*** EXCERPTED DATA ***

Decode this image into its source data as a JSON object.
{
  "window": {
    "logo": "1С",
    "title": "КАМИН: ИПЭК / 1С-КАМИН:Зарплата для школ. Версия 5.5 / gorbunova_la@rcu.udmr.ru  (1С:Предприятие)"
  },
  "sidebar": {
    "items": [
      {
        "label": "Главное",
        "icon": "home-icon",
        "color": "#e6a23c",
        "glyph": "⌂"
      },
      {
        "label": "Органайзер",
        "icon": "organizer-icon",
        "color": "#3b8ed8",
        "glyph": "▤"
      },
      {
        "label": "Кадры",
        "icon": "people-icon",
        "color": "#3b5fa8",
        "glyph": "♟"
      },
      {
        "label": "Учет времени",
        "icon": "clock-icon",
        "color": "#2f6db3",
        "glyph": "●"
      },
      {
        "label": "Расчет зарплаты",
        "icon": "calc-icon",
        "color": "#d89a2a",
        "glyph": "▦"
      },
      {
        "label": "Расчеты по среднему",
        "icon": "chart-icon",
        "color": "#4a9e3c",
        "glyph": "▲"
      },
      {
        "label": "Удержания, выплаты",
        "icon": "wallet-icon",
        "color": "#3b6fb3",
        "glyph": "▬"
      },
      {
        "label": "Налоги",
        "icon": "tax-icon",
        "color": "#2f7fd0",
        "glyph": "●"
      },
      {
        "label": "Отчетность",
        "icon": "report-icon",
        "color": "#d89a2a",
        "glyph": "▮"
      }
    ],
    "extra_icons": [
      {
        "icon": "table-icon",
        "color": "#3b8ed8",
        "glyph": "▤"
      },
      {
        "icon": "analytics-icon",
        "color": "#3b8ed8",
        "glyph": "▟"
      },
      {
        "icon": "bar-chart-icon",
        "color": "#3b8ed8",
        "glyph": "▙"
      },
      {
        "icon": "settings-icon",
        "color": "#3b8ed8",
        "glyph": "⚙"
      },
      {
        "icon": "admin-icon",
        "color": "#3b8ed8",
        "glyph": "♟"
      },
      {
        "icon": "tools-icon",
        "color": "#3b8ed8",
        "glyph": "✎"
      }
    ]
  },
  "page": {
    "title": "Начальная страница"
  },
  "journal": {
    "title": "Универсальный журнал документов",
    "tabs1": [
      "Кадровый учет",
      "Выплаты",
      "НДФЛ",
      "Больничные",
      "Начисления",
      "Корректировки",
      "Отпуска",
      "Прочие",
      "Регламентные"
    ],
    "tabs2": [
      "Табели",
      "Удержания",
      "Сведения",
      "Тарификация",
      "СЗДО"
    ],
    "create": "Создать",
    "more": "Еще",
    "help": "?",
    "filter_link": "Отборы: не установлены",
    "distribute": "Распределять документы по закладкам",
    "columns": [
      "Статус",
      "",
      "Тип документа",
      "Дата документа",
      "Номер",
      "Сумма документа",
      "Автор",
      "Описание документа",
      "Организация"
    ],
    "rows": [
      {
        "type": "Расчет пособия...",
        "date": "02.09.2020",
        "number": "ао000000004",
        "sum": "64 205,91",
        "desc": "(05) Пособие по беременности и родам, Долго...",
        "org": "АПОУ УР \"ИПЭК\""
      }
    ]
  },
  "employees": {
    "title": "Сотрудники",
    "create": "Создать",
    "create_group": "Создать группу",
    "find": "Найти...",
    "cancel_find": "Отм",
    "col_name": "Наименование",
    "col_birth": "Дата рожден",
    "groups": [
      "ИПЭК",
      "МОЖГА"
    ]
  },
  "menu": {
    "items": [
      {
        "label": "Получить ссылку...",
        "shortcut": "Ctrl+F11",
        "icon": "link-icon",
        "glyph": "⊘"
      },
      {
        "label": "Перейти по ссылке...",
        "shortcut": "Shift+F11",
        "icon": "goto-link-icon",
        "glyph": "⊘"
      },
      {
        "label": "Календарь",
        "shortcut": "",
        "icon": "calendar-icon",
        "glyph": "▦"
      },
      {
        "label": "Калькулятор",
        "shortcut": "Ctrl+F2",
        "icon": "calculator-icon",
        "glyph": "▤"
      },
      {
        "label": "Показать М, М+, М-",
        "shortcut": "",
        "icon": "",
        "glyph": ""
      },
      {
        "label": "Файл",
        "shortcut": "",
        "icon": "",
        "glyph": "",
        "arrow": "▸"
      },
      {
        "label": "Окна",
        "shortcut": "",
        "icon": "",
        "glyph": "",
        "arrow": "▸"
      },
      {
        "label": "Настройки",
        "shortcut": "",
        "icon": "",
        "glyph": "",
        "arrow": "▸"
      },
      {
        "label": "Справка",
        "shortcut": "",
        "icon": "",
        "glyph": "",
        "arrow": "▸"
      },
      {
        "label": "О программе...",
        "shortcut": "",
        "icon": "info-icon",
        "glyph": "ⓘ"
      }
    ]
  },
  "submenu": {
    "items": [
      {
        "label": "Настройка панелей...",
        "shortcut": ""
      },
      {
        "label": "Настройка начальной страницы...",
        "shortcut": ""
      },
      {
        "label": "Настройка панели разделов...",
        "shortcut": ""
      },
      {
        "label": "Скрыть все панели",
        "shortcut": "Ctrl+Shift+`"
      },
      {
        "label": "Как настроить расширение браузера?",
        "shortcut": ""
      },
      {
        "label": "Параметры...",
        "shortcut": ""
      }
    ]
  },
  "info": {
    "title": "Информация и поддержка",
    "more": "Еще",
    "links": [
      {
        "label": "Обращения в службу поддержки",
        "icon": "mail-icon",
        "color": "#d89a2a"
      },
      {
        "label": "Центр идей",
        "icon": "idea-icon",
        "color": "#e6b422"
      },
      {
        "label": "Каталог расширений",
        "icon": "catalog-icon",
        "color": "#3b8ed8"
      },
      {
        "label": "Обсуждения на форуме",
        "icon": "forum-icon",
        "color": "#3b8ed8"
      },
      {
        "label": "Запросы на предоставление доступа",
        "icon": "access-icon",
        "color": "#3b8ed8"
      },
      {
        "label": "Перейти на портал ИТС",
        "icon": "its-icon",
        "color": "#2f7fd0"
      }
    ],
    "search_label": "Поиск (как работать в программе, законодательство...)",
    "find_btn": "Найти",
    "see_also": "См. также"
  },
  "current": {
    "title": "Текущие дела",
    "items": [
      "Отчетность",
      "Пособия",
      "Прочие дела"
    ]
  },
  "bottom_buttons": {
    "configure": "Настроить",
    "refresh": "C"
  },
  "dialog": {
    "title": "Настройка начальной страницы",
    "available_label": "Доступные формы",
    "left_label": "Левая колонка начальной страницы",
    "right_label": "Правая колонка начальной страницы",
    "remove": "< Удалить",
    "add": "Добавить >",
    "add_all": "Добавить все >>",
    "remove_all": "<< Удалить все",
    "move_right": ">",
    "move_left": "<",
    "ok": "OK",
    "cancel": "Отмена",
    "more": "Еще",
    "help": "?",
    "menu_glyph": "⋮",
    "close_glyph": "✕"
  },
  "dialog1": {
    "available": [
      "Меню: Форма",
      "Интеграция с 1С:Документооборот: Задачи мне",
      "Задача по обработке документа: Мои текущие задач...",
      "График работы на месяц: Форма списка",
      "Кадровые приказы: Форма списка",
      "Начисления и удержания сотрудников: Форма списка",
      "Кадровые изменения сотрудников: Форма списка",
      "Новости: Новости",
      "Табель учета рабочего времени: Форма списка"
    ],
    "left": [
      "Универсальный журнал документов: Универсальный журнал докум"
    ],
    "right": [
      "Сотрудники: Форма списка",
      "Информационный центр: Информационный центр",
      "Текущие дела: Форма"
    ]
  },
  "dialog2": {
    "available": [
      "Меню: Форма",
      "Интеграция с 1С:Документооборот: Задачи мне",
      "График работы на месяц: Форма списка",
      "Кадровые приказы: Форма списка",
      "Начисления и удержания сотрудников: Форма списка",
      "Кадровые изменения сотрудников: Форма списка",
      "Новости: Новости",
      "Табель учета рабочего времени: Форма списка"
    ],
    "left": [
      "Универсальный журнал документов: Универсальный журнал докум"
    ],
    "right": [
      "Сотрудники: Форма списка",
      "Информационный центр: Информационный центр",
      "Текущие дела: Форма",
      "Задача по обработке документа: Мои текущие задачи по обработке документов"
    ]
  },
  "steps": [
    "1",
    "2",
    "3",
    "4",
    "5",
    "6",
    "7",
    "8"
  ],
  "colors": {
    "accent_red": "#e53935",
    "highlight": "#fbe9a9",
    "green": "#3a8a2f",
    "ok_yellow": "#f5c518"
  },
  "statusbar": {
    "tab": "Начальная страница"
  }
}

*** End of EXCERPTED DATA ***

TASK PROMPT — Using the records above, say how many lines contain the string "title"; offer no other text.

OUTPUT FOR THIS TASK — 7